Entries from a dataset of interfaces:

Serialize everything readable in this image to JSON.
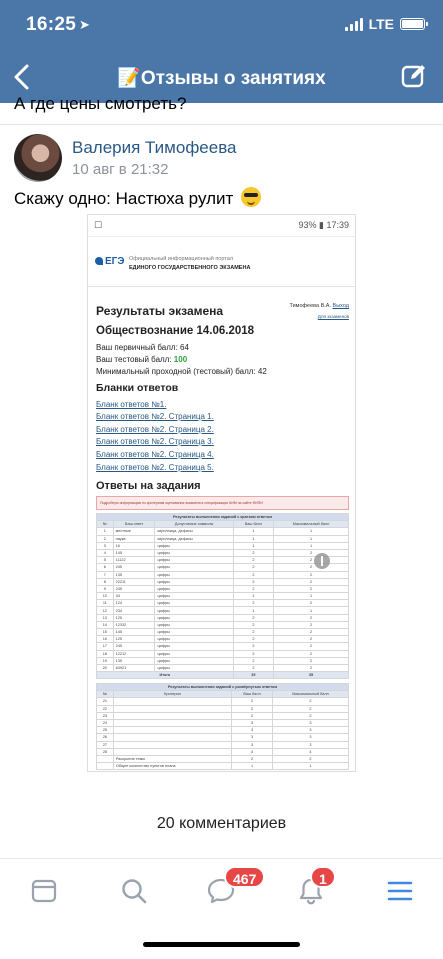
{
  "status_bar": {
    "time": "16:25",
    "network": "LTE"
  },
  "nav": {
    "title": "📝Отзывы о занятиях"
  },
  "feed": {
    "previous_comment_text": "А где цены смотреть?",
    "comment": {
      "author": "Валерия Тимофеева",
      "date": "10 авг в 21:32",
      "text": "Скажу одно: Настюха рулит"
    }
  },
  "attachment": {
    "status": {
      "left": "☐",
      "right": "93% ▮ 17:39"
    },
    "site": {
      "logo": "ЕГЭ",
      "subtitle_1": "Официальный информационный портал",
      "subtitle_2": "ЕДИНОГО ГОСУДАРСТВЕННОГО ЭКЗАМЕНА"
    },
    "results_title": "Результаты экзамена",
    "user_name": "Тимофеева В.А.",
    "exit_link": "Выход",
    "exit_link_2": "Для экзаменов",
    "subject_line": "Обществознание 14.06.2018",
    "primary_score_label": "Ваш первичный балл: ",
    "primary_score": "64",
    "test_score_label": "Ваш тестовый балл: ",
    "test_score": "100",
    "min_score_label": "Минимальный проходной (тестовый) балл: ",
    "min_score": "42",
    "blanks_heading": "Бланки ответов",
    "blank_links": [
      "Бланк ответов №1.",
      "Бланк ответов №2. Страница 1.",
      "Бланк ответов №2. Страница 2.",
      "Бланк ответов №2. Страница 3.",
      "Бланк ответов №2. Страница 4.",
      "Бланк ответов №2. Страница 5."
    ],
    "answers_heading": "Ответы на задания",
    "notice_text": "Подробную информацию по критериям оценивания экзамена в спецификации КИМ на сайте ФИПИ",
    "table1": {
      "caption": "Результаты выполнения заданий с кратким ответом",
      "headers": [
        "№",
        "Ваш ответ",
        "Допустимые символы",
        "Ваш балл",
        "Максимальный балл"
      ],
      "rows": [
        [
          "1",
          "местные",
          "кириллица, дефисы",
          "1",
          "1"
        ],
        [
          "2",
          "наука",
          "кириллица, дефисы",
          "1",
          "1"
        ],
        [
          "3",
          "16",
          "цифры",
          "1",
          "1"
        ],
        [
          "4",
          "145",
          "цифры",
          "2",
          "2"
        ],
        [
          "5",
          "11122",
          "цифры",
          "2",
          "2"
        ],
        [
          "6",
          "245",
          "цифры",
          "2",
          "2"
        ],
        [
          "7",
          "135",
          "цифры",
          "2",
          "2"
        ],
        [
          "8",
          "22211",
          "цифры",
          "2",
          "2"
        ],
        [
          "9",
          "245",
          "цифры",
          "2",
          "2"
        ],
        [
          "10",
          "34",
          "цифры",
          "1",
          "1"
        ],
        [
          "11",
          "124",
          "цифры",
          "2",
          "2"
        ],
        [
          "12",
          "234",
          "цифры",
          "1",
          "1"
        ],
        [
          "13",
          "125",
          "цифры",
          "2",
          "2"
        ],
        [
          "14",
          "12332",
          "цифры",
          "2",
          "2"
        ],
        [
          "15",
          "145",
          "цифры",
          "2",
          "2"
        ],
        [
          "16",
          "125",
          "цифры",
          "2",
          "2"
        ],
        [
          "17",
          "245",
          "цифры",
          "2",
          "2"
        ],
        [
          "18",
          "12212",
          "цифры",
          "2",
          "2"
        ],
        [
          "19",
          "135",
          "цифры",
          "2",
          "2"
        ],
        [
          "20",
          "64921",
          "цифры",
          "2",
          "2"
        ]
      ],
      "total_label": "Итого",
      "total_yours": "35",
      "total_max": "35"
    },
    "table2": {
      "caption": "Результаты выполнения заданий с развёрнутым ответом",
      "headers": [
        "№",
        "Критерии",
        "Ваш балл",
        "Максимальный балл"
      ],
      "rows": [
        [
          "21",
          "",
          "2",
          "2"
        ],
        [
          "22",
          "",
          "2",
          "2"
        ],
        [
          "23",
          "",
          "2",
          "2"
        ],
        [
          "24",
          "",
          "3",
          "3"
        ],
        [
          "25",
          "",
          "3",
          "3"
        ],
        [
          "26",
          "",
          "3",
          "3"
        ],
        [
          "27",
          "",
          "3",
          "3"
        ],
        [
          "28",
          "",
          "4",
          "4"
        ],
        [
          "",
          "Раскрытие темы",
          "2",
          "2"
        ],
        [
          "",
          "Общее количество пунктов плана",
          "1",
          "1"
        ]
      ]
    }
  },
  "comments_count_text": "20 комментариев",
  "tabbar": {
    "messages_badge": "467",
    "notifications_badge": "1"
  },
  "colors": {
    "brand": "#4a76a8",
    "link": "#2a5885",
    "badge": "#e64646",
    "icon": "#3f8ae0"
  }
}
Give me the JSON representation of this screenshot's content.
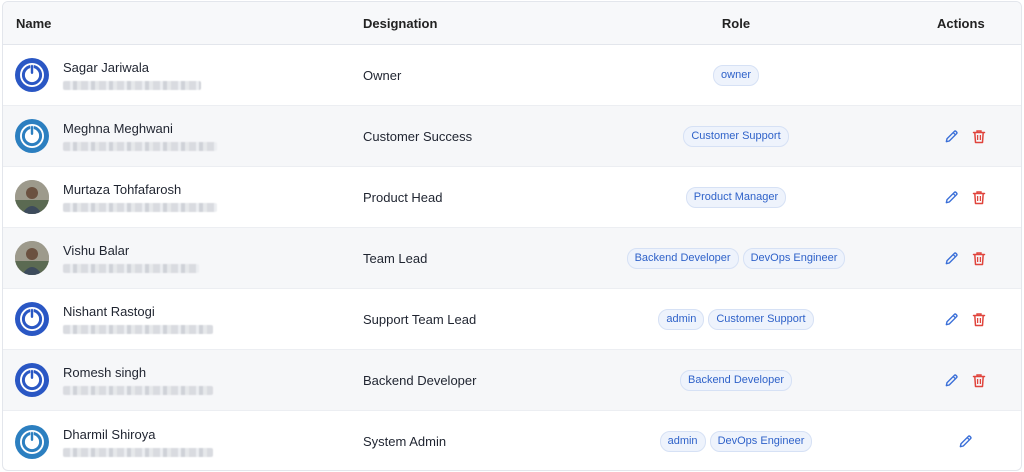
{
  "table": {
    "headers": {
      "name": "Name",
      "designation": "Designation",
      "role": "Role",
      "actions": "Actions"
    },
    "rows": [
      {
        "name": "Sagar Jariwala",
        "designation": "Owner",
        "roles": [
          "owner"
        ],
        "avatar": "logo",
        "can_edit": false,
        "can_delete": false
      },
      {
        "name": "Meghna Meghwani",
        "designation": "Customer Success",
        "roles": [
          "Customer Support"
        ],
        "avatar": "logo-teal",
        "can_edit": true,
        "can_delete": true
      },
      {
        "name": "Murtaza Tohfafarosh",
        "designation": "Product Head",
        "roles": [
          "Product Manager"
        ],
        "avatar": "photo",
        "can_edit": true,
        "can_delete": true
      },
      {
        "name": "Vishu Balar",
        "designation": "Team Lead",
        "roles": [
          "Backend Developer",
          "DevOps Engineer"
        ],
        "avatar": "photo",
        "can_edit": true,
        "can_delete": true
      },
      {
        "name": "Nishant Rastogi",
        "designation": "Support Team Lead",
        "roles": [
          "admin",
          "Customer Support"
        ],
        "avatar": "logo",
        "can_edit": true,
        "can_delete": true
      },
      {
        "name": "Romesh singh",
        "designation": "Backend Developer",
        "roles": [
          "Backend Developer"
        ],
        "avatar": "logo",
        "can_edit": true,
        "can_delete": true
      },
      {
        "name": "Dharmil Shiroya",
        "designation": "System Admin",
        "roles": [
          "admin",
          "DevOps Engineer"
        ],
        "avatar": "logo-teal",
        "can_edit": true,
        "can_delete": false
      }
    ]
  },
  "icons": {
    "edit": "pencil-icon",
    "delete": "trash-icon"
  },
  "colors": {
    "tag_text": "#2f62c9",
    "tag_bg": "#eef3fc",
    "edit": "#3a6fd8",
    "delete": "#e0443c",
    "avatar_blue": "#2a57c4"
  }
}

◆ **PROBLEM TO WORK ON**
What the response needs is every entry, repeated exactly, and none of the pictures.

◆ **RESULT**
Serialize everything readable in this image to JSON.
{
  "status_bar": {
    "time": "16:25",
    "network": "LTE"
  },
  "nav": {
    "title": "📝Отзывы о занятиях"
  },
  "feed": {
    "previous_comment_text": "А где цены смотреть?",
    "comment": {
      "author": "Валерия Тимофеева",
      "date": "10 авг в 21:32",
      "text": "Скажу одно: Настюха рулит"
    }
  },
  "attachment": {
    "status": {
      "left": "☐",
      "right": "93% ▮ 17:39"
    },
    "site": {
      "logo": "ЕГЭ",
      "subtitle_1": "Официальный информационный портал",
      "subtitle_2": "ЕДИНОГО ГОСУДАРСТВЕННОГО ЭКЗАМЕНА"
    },
    "results_title": "Результаты экзамена",
    "user_name": "Тимофеева В.А.",
    "exit_link": "Выход",
    "exit_link_2": "Для экзаменов",
    "subject_line": "Обществознание 14.06.2018",
    "primary_score_label": "Ваш первичный балл: ",
    "primary_score": "64",
    "test_score_label": "Ваш тестовый балл: ",
    "test_score": "100",
    "min_score_label": "Минимальный проходной (тестовый) балл: ",
    "min_score": "42",
    "blanks_heading": "Бланки ответов",
    "blank_links": [
      "Бланк ответов №1.",
      "Бланк ответов №2. Страница 1.",
      "Бланк ответов №2. Страница 2.",
      "Бланк ответов №2. Страница 3.",
      "Бланк ответов №2. Страница 4.",
      "Бланк ответов №2. Страница 5."
    ],
    "answers_heading": "Ответы на задания",
    "notice_text": "Подробную информацию по критериям оценивания экзамена в спецификации КИМ на сайте ФИПИ",
    "table1": {
      "caption": "Результаты выполнения заданий с кратким ответом",
      "headers": [
        "№",
        "Ваш ответ",
        "Допустимые символы",
        "Ваш балл",
        "Максимальный балл"
      ],
      "rows": [
        [
          "1",
          "местные",
          "кириллица, дефисы",
          "1",
          "1"
        ],
        [
          "2",
          "наука",
          "кириллица, дефисы",
          "1",
          "1"
        ],
        [
          "3",
          "16",
          "цифры",
          "1",
          "1"
        ],
        [
          "4",
          "145",
          "цифры",
          "2",
          "2"
        ],
        [
          "5",
          "11122",
          "цифры",
          "2",
          "2"
        ],
        [
          "6",
          "245",
          "цифры",
          "2",
          "2"
        ],
        [
          "7",
          "135",
          "цифры",
          "2",
          "2"
        ],
        [
          "8",
          "22211",
          "цифры",
          "2",
          "2"
        ],
        [
          "9",
          "245",
          "цифры",
          "2",
          "2"
        ],
        [
          "10",
          "34",
          "цифры",
          "1",
          "1"
        ],
        [
          "11",
          "124",
          "цифры",
          "2",
          "2"
        ],
        [
          "12",
          "234",
          "цифры",
          "1",
          "1"
        ],
        [
          "13",
          "125",
          "цифры",
          "2",
          "2"
        ],
        [
          "14",
          "12332",
          "цифры",
          "2",
          "2"
        ],
        [
          "15",
          "145",
          "цифры",
          "2",
          "2"
        ],
        [
          "16",
          "125",
          "цифры",
          "2",
          "2"
        ],
        [
          "17",
          "245",
          "цифры",
          "2",
          "2"
        ],
        [
          "18",
          "12212",
          "цифры",
          "2",
          "2"
        ],
        [
          "19",
          "135",
          "цифры",
          "2",
          "2"
        ],
        [
          "20",
          "64921",
          "цифры",
          "2",
          "2"
        ]
      ],
      "total_label": "Итого",
      "total_yours": "35",
      "total_max": "35"
    },
    "table2": {
      "caption": "Результаты выполнения заданий с развёрнутым ответом",
      "headers": [
        "№",
        "Критерии",
        "Ваш балл",
        "Максимальный балл"
      ],
      "rows": [
        [
          "21",
          "",
          "2",
          "2"
        ],
        [
          "22",
          "",
          "2",
          "2"
        ],
        [
          "23",
          "",
          "2",
          "2"
        ],
        [
          "24",
          "",
          "3",
          "3"
        ],
        [
          "25",
          "",
          "3",
          "3"
        ],
        [
          "26",
          "",
          "3",
          "3"
        ],
        [
          "27",
          "",
          "3",
          "3"
        ],
        [
          "28",
          "",
          "4",
          "4"
        ],
        [
          "",
          "Раскрытие темы",
          "2",
          "2"
        ],
        [
          "",
          "Общее количество пунктов плана",
          "1",
          "1"
        ]
      ]
    }
  },
  "comments_count_text": "20 комментариев",
  "tabbar": {
    "messages_badge": "467",
    "notifications_badge": "1"
  },
  "colors": {
    "brand": "#4a76a8",
    "link": "#2a5885",
    "badge": "#e64646",
    "icon": "#3f8ae0"
  }
}
Give me the JSON representation of this screenshot's content.
{
  "table": {
    "headers": {
      "name": "Name",
      "designation": "Designation",
      "role": "Role",
      "actions": "Actions"
    },
    "rows": [
      {
        "name": "Sagar Jariwala",
        "designation": "Owner",
        "roles": [
          "owner"
        ],
        "avatar": "logo",
        "can_edit": false,
        "can_delete": false
      },
      {
        "name": "Meghna Meghwani",
        "designation": "Customer Success",
        "roles": [
          "Customer Support"
        ],
        "avatar": "logo-teal",
        "can_edit": true,
        "can_delete": true
      },
      {
        "name": "Murtaza Tohfafarosh",
        "designation": "Product Head",
        "roles": [
          "Product Manager"
        ],
        "avatar": "photo",
        "can_edit": true,
        "can_delete": true
      },
      {
        "name": "Vishu Balar",
        "designation": "Team Lead",
        "roles": [
          "Backend Developer",
          "DevOps Engineer"
        ],
        "avatar": "photo",
        "can_edit": true,
        "can_delete": true
      },
      {
        "name": "Nishant Rastogi",
        "designation": "Support Team Lead",
        "roles": [
          "admin",
          "Customer Support"
        ],
        "avatar": "logo",
        "can_edit": true,
        "can_delete": true
      },
      {
        "name": "Romesh singh",
        "designation": "Backend Developer",
        "roles": [
          "Backend Developer"
        ],
        "avatar": "logo",
        "can_edit": true,
        "can_delete": true
      },
      {
        "name": "Dharmil Shiroya",
        "designation": "System Admin",
        "roles": [
          "admin",
          "DevOps Engineer"
        ],
        "avatar": "logo-teal",
        "can_edit": true,
        "can_delete": false
      }
    ]
  },
  "icons": {
    "edit": "pencil-icon",
    "delete": "trash-icon"
  },
  "colors": {
    "tag_text": "#2f62c9",
    "tag_bg": "#eef3fc",
    "edit": "#3a6fd8",
    "delete": "#e0443c",
    "avatar_blue": "#2a57c4"
  }
}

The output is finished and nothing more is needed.